Don't some celebrities and bloggers that you see on social media make you sick? They make bouncing back to a normal life after a baby look so easy, and make us feel like something is wrong with us for not being able to do the same. But we have to remember, they only show us what they want us to see. We have no idea what their lives are like when the cameras are gone. I bet it's not much better than ours... in fact, it's probably worse because they have to be "on" all the time to keep up the facade!
Then there are other situations that can change after having a baby. Some mommies, like myself, choose to leave the workforce to stay at home with their baby. I've found that trying to come to terms with a new identity as "just Nicole's mom" was very difficult, especially because I had been working in a very competitive field. My day-to-day life was full of reaching goals and being praised when I did well. Now there's no one to pat me on the back when I successfully pump a full serving of breast milk or any of my other daily accomplishments. Plus, I no longer have a reason to dress up every day. So looking at myself in the mirror with uncombed hair, in a t-shirt and leggings for a month straight was definitely a change! Then there's the fact that I've lost my daily social circle. I went from having daily conversations about life, work, politics, etc., to talking to only a baby 75% of the time. Needless to say, that wasn't exactly riveting conversation!
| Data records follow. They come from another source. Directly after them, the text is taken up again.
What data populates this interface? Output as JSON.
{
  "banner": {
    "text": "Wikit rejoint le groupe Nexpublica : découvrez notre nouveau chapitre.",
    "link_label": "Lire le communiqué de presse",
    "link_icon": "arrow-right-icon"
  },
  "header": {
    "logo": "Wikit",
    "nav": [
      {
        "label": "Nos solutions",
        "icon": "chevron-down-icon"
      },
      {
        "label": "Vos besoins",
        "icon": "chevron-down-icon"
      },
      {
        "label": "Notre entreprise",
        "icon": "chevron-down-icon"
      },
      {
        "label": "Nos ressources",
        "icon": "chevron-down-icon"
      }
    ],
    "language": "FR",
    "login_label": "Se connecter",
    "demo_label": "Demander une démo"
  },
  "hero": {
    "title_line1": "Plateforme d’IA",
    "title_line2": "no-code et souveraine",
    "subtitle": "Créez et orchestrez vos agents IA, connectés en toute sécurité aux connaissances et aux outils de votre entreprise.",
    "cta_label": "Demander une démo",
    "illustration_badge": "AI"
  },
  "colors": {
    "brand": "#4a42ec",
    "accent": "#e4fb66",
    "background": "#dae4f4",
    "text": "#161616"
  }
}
Don't get me wrong, I love everything about my life now! I love being a mommy again and being able to be home with her every day! And maybe the guilt I've experienced for feeling so negatively about myself adds to the low self-esteem too. I don't know. Like I said, I can't explain it!
But if you're feeling like me, just know that you're not alone! From what I've been reading, it's only temporary, even if it lasts the full three years. If you're feeling really low, don't be afraid to talk to someone about it, whether it's friends and family, your partner, or even a professional therapist! And of course, I have some really cute necklaces to help you feel and look cute, while providing your baby with some badly needed teething relief!
Feel free to let me know your thoughts and share with your followers!
Love, Keri Smith